We’re constantly surrounded by noise. Our homes, neighborhoods, and workplaces can all be very noisy, and on weekends we enjoy loud leisure activities. Even the sounds in your home, like your kitchen appliances, your blow dryer, or your air conditioner can be dangerously loud.
Take some time to evaluate the noises you hear every day. You can even download a free decibel reader app on your smartphone to find out just how loud your everyday life really is. If you regularly hear noises that could damage your hearing, learn more about hearing protection and how you can prevent permanent hearing loss.
Protecting Your Hearing
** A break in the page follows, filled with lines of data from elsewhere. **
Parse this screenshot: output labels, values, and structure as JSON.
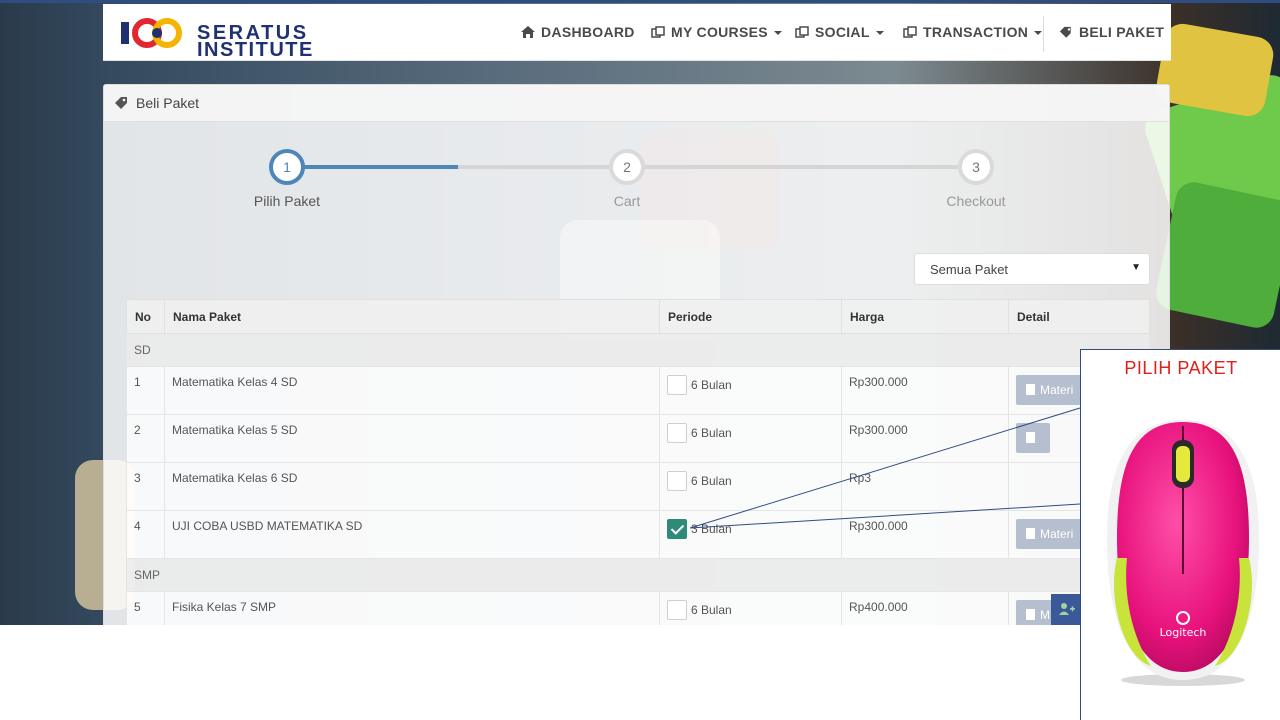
{
  "brand": {
    "line1": "SERATUS",
    "line2": "INSTITUTE"
  },
  "nav": {
    "dashboard": "DASHBOARD",
    "my_courses": "MY COURSES",
    "social": "SOCIAL",
    "transaction": "TRANSACTION",
    "beli_paket": "BELI PAKET"
  },
  "panel": {
    "title": "Beli Paket"
  },
  "steps": [
    {
      "number": "1",
      "label": "Pilih Paket"
    },
    {
      "number": "2",
      "label": "Cart"
    },
    {
      "number": "3",
      "label": "Checkout"
    }
  ],
  "filter": {
    "selected": "Semua Paket"
  },
  "table": {
    "headers": [
      "No",
      "Nama Paket",
      "Periode",
      "Harga",
      "Detail"
    ],
    "groups": [
      {
        "name": "SD",
        "rows": [
          {
            "no": "1",
            "name": "Matematika Kelas 4 SD",
            "periode": "6 Bulan",
            "harga": "Rp300.000",
            "detail": "Materi",
            "checked": false
          },
          {
            "no": "2",
            "name": "Matematika Kelas 5 SD",
            "periode": "6 Bulan",
            "harga": "Rp300.000",
            "detail": "",
            "checked": false
          },
          {
            "no": "3",
            "name": "Matematika Kelas 6 SD",
            "periode": "6 Bulan",
            "harga": "Rp3",
            "detail": "",
            "checked": false
          },
          {
            "no": "4",
            "name": "UJI COBA USBD MATEMATIKA SD",
            "periode": "3 Bulan",
            "harga": "Rp300.000",
            "detail": "Materi",
            "checked": true
          }
        ]
      },
      {
        "name": "SMP",
        "rows": [
          {
            "no": "5",
            "name": "Fisika Kelas 7 SMP",
            "periode": "6 Bulan",
            "harga": "Rp400.000",
            "detail": "M",
            "checked": false
          }
        ]
      }
    ]
  },
  "popup": {
    "title": "PILIH PAKET",
    "mouse_brand": "Logitech"
  },
  "colors": {
    "brand_blue": "#1f3170",
    "step_active": "#4f86b8",
    "check_green": "#2e8b7a",
    "popup_title": "#e0201a"
  }
}
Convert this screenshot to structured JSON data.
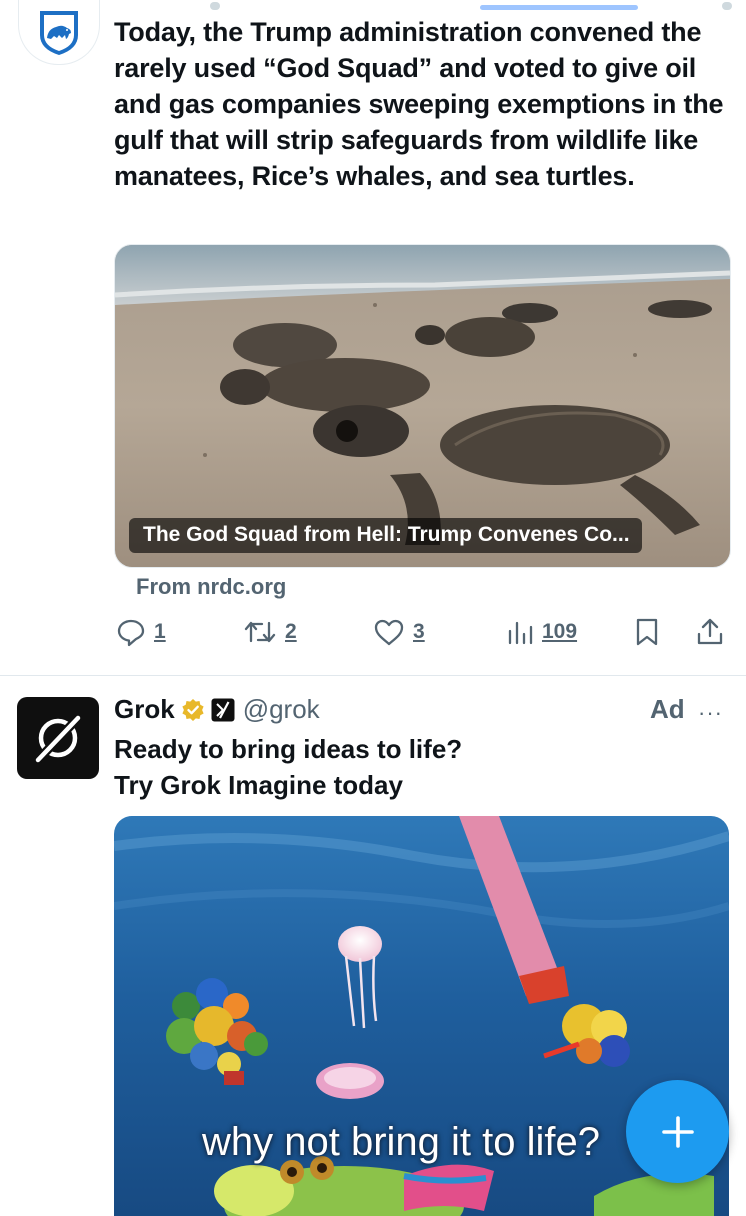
{
  "post1": {
    "text": "Today, the Trump administration convened the rarely used “God Squad” and voted to give oil and gas companies sweeping exemptions in the gulf that will strip safeguards from wildlife like manatees, Rice’s whales, and sea turtles.",
    "card": {
      "caption": "The God Squad from Hell: Trump Convenes Co...",
      "source": "From nrdc.org"
    },
    "actions": {
      "reply_count": "1",
      "repost_count": "2",
      "like_count": "3",
      "views_count": "109"
    }
  },
  "post2": {
    "name": "Grok",
    "handle": "@grok",
    "ad_label": "Ad",
    "more": "···",
    "text_line1": "Ready to bring ideas to life?",
    "text_line2": "Try Grok Imagine today",
    "overlay_text": "why not bring it to life?"
  },
  "colors": {
    "accent": "#1d9bf0",
    "secondary_text": "#536471",
    "verified_gold": "#e8b82a"
  },
  "icons": [
    "nrdc-logo",
    "reply-icon",
    "repost-icon",
    "like-icon",
    "views-icon",
    "bookmark-icon",
    "share-icon",
    "grok-logo",
    "verified-badge-icon",
    "x-affiliate-icon",
    "more-icon",
    "compose-plus-icon"
  ]
}
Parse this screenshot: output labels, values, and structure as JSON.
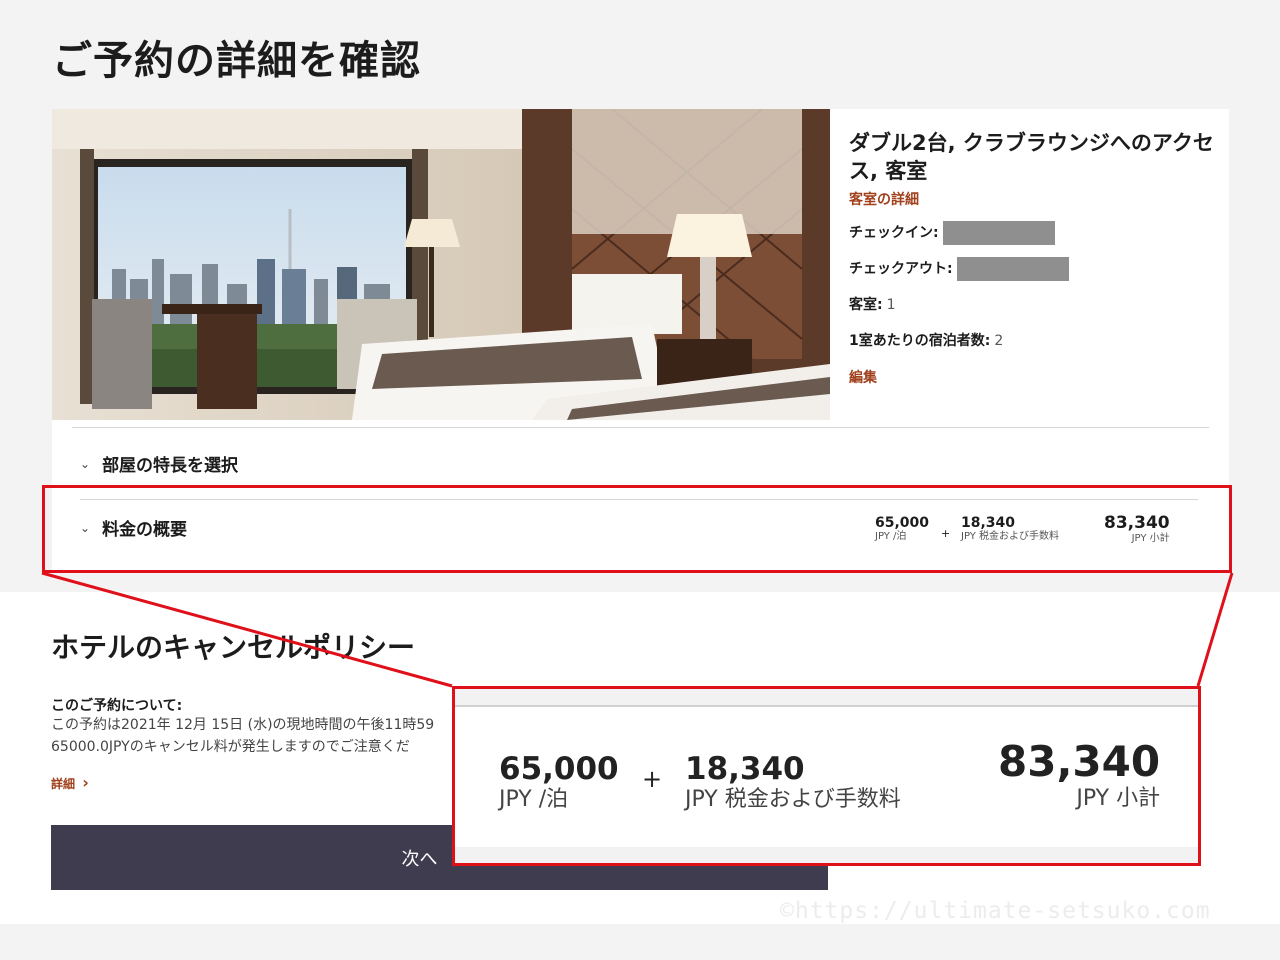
{
  "page": {
    "title": "ご予約の詳細を確認"
  },
  "room": {
    "name": "ダブル2台, クラブラウンジへのアクセス, 客室",
    "details_link": "客室の詳細",
    "checkin_label": "チェックイン:",
    "checkout_label": "チェックアウト:",
    "rooms_label": "客室:",
    "rooms_value": "1",
    "guests_label": "1室あたりの宿泊者数:",
    "guests_value": "2",
    "edit_link": "編集"
  },
  "accordion": {
    "features_label": "部屋の特長を選択",
    "summary_label": "料金の概要"
  },
  "price": {
    "per_night": "65,000",
    "per_night_label": "JPY /泊",
    "plus": "+",
    "taxes": "18,340",
    "taxes_label": "JPY 税金および手数料",
    "subtotal": "83,340",
    "subtotal_label": "JPY 小計"
  },
  "cancel_policy": {
    "title": "ホテルのキャンセルポリシー",
    "heading": "このご予約について:",
    "line1": "この予約は2021年 12月 15日 (水)の現地時間の午後11時59",
    "line2": "65000.0JPYのキャンセル料が発生しますのでご注意くだ",
    "details_link": "詳細",
    "details_chevron": "›"
  },
  "next_button": {
    "label": "次へ"
  },
  "watermark": "©https://ultimate-setsuko.com",
  "colors": {
    "accent": "#a0401c",
    "highlight": "#e0101a",
    "button": "#3f3c4f"
  }
}
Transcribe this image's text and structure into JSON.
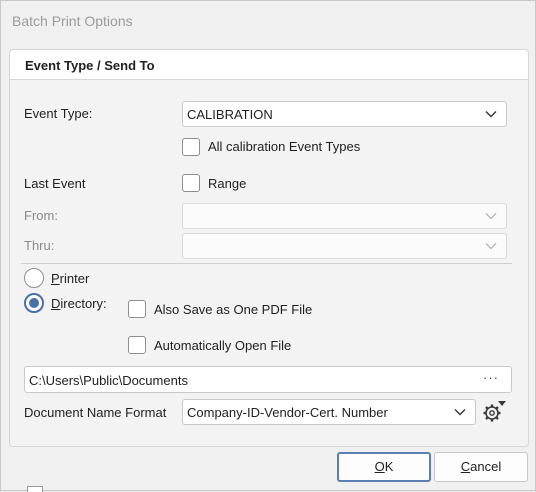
{
  "window": {
    "title": "Batch Print Options"
  },
  "group": {
    "header": "Event Type / Send To"
  },
  "event_type": {
    "label": "Event Type:",
    "value": "CALIBRATION",
    "all_types_label": "All calibration Event Types",
    "all_types_checked": false
  },
  "last_event": {
    "label": "Last Event",
    "range_label": "Range",
    "range_checked": false,
    "from_label": "From:",
    "thru_label": "Thru:",
    "from_value": "",
    "thru_value": ""
  },
  "destination": {
    "printer_first": "P",
    "printer_rest": "rinter",
    "printer_selected": false,
    "directory_first": "D",
    "directory_rest": "irectory:",
    "directory_selected": true,
    "save_pdf_label": "Also Save as One PDF File",
    "save_pdf_checked": false,
    "auto_open_label": "Automatically Open File",
    "auto_open_checked": false,
    "path": "C:\\Users\\Public\\Documents",
    "browse_label": "···"
  },
  "doc_name": {
    "label": "Document Name Format",
    "value": "Company-ID-Vendor-Cert. Number"
  },
  "buttons": {
    "ok_first": "O",
    "ok_rest": "K",
    "cancel_first": "C",
    "cancel_rest": "ancel"
  }
}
Noise-induced hearing loss is preventable! To reduce your risk of hearing loss, start by limiting the length of time you’re exposed to loud noise. If you can’t reduce the noise or leave the location, always wear hearing protection. Foam or wax earplugs are a great option when you need short-term hearing protection. If you’re exposed to loud noise every day, you can research earmuffs or digital hearing protection that further reduces the volume of sounds and protects your hearing long term.
Are you worried that you may have noise-induced hearing loss? Contact us today! Our team of hearing health specialists will help you learn more about your hearing loss. We’ll also suggest the right treatment option to match your hearing needs.